He insists on the point that whatever is, is, and cannot ever not be. This in turn makes him highly critical of the commonsensical understanding of humans who rely on their senses in believing that all things are created/ generated and also undergo various types of changes. Parmenides directs us to prefer reason over sensory evidence and thus proposes that reality must also be judged by reason instead of trusting our senses.

According to the reason-driven approach of Parmenides, he lays down certain attributes that “whatever is” must possess. “Whatever is” must be imperishable, un-generated, indivisible, continuous, motionless and unchanging. In light of this, he views the past and future as meaningless. He explains that all that can be talked or thought about exists and that motion and change are inadmissible and impossible conceptions.

Reality as seen by Parmenides is entirely different from the world in which we suppose ourselves to be living in. He describes the sense-based understanding of the world to be nothing but a “deceitful show”.

When one thinks, they think of ‘something’; when they use a name, it must be the name of ‘something’. Thus, both language and thought require items outside itself. Since one can think or speak of an object at one time and another, whatever can be thought of or talked about must exist at all times. As a result, change is impossible because change occurs when things are coming into being or are ceasing to be, which cannot be the case.

According to him, empty space = nothing = non being

But non-being, according to him, cannot exist.

Therefore “empty space” cannot exist. And thus movement which requires empty space is also not possible. Something cannot come from nothing and therefore ‘coming to be’ is impossible which makes birth impossible. Similarly, we cannot ‘go to’ nothing therefore death is also impossible.

Parmenides’ views on Cosmology

There are two unique and slightly contradictory views that Parmenides offers about the cosmos and cosmology. One where he rejects its existence all together and another where he acknowledges the duality of light and night in cosmology.

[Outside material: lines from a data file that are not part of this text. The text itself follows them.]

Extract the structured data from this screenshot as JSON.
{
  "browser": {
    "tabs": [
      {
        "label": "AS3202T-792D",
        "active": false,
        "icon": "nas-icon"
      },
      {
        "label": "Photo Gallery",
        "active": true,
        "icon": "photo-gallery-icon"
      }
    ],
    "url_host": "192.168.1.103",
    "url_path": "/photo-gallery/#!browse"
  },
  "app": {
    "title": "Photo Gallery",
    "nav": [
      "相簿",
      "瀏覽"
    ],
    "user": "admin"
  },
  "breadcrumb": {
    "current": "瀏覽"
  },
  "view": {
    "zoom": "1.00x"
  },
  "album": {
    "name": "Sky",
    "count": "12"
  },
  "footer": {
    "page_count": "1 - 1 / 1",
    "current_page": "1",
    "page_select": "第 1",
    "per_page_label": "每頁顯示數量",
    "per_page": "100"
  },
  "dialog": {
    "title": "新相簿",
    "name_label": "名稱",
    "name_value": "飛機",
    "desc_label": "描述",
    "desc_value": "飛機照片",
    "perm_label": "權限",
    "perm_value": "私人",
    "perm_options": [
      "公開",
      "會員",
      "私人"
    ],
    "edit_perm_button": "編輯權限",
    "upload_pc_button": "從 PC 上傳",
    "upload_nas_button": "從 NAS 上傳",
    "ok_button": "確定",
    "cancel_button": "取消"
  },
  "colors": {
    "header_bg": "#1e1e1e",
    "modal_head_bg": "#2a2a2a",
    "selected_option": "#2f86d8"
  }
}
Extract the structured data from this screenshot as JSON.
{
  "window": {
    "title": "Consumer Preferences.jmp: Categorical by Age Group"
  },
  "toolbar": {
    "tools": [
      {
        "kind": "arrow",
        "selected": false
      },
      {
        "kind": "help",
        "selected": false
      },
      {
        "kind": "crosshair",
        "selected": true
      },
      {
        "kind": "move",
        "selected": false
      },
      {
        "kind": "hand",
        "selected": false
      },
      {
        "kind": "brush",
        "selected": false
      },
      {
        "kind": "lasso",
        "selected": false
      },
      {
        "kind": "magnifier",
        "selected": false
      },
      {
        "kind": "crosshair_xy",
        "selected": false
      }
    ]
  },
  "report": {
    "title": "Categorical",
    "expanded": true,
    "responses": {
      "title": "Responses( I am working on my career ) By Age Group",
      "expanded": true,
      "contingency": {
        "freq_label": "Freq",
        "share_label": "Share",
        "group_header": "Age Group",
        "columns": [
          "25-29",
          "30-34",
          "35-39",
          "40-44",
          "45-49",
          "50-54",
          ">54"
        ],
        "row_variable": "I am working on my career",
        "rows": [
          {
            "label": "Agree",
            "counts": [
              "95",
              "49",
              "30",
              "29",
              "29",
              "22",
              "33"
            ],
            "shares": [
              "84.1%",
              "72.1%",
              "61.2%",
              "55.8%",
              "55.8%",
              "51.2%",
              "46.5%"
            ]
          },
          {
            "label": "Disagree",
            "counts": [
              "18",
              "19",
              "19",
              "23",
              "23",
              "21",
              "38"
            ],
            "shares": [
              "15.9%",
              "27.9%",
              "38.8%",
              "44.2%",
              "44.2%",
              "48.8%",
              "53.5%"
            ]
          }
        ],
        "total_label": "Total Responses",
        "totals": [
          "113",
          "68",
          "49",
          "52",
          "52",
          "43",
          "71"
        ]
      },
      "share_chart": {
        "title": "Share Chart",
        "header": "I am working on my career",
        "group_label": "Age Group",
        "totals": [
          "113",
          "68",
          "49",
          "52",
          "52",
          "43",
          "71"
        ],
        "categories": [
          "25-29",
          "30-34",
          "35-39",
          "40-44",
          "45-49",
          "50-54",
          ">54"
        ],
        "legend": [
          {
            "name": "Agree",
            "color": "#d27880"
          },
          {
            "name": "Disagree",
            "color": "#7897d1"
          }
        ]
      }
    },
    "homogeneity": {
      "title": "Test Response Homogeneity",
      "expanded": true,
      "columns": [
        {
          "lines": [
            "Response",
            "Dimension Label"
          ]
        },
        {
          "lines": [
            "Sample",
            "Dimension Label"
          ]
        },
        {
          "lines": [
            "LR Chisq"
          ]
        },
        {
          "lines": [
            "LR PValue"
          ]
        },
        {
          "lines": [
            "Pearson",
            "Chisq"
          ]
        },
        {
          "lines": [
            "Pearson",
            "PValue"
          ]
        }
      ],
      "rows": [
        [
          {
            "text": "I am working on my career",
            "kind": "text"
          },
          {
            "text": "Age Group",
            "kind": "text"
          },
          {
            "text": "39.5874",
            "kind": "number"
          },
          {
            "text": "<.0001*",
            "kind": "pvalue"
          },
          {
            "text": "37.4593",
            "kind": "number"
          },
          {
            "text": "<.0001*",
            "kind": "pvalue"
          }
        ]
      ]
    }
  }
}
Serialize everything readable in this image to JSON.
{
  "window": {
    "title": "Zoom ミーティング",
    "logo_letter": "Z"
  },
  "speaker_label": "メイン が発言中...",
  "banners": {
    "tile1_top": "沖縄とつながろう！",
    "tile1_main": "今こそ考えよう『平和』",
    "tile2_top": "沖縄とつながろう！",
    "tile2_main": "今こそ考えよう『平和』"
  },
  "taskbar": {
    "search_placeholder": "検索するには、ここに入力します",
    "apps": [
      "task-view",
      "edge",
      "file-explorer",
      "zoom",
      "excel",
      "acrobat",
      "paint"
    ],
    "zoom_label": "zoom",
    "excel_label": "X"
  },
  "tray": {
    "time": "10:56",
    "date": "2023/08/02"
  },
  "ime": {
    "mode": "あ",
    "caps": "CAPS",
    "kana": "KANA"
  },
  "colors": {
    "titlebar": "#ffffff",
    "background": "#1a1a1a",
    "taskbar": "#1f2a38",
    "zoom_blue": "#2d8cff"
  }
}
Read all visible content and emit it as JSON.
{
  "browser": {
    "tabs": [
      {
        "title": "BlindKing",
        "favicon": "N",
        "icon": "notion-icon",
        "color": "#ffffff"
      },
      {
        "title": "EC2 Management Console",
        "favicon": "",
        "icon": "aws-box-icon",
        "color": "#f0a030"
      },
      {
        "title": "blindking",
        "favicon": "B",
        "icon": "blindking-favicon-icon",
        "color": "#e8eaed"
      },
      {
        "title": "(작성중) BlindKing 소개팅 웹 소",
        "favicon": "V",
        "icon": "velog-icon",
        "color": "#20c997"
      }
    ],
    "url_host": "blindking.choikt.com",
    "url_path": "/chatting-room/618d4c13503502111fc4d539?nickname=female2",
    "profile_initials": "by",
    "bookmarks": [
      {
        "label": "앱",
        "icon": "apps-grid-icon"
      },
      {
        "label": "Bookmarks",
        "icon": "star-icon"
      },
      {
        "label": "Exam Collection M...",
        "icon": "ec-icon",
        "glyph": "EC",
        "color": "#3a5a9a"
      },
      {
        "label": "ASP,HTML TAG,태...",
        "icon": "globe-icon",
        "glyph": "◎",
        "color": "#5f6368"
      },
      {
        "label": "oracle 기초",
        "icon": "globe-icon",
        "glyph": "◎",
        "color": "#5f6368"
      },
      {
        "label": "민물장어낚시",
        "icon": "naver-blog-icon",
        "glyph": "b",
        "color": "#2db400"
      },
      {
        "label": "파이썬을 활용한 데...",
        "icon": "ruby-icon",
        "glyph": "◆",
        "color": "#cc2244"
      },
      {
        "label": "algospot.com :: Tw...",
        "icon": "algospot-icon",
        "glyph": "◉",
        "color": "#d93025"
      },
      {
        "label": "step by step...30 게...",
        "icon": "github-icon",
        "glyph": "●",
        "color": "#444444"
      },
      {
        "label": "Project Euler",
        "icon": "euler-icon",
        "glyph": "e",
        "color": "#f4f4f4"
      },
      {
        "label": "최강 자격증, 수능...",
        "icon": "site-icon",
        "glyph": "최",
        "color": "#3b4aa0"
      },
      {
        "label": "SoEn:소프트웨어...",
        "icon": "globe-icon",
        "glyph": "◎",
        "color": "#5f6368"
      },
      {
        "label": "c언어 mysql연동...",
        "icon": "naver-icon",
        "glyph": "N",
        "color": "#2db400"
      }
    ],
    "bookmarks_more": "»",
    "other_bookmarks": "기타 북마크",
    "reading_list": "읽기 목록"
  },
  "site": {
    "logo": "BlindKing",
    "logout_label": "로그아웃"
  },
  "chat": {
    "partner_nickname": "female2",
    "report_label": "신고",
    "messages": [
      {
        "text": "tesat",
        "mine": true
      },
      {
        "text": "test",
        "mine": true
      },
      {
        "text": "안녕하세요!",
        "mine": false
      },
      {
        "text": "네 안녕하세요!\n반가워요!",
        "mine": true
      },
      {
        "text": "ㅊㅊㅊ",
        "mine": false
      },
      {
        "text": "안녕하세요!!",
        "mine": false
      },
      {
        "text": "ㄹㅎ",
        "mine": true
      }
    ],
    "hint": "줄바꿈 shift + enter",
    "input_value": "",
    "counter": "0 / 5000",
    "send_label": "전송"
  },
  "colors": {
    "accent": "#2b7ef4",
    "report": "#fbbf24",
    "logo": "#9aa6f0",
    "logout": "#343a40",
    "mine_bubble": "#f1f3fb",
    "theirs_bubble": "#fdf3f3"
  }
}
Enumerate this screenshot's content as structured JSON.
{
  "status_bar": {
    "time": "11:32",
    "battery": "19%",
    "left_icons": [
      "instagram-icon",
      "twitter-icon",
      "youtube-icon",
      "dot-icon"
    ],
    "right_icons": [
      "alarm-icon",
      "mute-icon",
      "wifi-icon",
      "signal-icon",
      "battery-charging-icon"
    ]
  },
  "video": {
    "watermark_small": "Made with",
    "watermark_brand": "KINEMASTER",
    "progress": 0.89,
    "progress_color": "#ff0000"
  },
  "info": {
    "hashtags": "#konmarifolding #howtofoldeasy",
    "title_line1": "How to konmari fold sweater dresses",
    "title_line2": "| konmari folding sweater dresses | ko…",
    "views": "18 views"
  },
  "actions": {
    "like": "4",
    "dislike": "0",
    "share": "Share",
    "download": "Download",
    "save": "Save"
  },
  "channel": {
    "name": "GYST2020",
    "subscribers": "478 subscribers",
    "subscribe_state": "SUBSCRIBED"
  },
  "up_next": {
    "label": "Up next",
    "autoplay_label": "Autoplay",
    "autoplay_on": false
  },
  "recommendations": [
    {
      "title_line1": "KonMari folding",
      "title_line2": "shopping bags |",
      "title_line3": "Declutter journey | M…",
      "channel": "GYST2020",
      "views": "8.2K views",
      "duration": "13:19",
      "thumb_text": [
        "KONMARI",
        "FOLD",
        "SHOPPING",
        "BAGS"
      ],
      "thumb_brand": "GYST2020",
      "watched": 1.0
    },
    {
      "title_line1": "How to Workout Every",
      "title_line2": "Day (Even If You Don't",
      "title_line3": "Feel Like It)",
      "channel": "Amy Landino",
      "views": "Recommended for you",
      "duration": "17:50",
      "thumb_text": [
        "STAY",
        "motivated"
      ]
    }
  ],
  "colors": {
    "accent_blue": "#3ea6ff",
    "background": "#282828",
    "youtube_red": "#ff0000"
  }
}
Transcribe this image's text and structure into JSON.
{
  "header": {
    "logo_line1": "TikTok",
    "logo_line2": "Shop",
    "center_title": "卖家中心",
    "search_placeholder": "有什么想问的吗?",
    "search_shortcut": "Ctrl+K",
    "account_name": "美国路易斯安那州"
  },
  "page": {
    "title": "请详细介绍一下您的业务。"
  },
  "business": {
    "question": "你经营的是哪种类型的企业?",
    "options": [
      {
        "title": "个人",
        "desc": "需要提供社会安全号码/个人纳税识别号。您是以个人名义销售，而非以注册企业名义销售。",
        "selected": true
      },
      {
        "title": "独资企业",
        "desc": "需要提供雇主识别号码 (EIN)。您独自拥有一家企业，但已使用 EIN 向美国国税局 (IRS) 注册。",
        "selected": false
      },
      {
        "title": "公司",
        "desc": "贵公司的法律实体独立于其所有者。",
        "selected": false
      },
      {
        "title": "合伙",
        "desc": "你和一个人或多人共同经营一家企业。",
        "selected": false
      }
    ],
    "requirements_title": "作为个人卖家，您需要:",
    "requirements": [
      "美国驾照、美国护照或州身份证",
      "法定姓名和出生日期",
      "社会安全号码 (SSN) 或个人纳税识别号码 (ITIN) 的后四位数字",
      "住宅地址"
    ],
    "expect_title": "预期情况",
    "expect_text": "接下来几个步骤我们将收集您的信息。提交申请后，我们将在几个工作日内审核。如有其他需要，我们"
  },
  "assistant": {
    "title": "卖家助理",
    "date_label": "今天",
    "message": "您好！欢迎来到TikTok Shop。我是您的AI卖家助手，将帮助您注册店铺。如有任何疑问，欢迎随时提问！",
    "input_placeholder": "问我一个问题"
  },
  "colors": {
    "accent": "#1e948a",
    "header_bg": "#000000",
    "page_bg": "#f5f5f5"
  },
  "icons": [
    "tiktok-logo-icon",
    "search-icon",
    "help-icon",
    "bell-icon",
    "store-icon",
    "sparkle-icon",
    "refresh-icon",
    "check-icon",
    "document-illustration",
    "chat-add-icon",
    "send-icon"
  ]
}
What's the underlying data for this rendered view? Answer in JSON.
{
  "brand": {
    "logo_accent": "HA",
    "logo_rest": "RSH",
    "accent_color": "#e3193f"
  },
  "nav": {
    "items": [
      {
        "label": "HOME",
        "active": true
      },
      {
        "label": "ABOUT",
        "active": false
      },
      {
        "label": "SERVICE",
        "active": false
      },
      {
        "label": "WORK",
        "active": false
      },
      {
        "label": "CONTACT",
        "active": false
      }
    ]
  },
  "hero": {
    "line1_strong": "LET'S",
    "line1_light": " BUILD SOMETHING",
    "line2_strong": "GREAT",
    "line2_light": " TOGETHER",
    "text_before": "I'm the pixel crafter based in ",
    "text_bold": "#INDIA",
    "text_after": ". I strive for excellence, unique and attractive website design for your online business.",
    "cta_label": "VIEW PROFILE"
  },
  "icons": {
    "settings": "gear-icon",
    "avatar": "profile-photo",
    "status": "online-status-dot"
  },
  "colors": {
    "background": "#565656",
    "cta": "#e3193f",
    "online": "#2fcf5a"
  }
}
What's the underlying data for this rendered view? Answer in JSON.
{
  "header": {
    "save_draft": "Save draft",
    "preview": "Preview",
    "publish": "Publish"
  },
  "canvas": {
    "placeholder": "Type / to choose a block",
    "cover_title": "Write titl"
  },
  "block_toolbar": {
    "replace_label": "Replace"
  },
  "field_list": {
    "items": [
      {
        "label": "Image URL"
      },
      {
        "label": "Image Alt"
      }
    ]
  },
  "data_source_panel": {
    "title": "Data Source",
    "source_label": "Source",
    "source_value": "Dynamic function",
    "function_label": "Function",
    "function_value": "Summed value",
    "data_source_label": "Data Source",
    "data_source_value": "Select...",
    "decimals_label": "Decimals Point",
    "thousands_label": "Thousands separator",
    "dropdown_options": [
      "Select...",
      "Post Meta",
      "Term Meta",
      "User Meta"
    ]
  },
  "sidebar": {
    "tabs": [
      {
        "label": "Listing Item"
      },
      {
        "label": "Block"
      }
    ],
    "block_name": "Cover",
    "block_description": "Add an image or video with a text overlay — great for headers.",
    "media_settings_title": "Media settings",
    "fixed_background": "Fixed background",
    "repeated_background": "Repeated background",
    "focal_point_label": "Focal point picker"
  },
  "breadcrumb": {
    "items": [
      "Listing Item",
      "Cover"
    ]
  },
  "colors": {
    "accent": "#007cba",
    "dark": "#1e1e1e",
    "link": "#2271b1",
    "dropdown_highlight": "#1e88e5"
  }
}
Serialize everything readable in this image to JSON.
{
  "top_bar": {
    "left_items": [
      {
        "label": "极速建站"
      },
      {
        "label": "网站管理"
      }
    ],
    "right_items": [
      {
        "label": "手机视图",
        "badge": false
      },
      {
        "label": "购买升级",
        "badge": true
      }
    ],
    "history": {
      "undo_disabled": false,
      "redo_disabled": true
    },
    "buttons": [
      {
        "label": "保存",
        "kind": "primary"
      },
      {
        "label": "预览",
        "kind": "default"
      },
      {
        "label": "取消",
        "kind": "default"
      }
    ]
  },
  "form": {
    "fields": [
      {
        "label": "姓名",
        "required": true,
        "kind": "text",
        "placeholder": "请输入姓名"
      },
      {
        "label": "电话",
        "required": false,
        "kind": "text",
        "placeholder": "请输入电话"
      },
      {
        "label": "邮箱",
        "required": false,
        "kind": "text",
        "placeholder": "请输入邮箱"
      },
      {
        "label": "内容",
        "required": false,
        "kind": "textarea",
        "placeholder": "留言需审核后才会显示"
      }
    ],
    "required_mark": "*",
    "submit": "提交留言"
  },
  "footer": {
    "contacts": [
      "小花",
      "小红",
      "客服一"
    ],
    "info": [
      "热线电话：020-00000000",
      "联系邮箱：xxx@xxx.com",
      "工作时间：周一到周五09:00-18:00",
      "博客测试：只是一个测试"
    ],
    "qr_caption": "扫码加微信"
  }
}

The first view where he rejects the existence of cosmology. He describes it as “the beliefs of mortals”, that fails to have any genuine conviction. He also goes on to highlight how humans have deviated from the truth and have ended up picking out two forms, light and night, that serve as the basis for an account of the cosmos. While Parmenides fails to extend his strict monism to his approach towards cosmology, he does uphold a dualistic cosmological approach which continues to stay in sync with his ontological monism.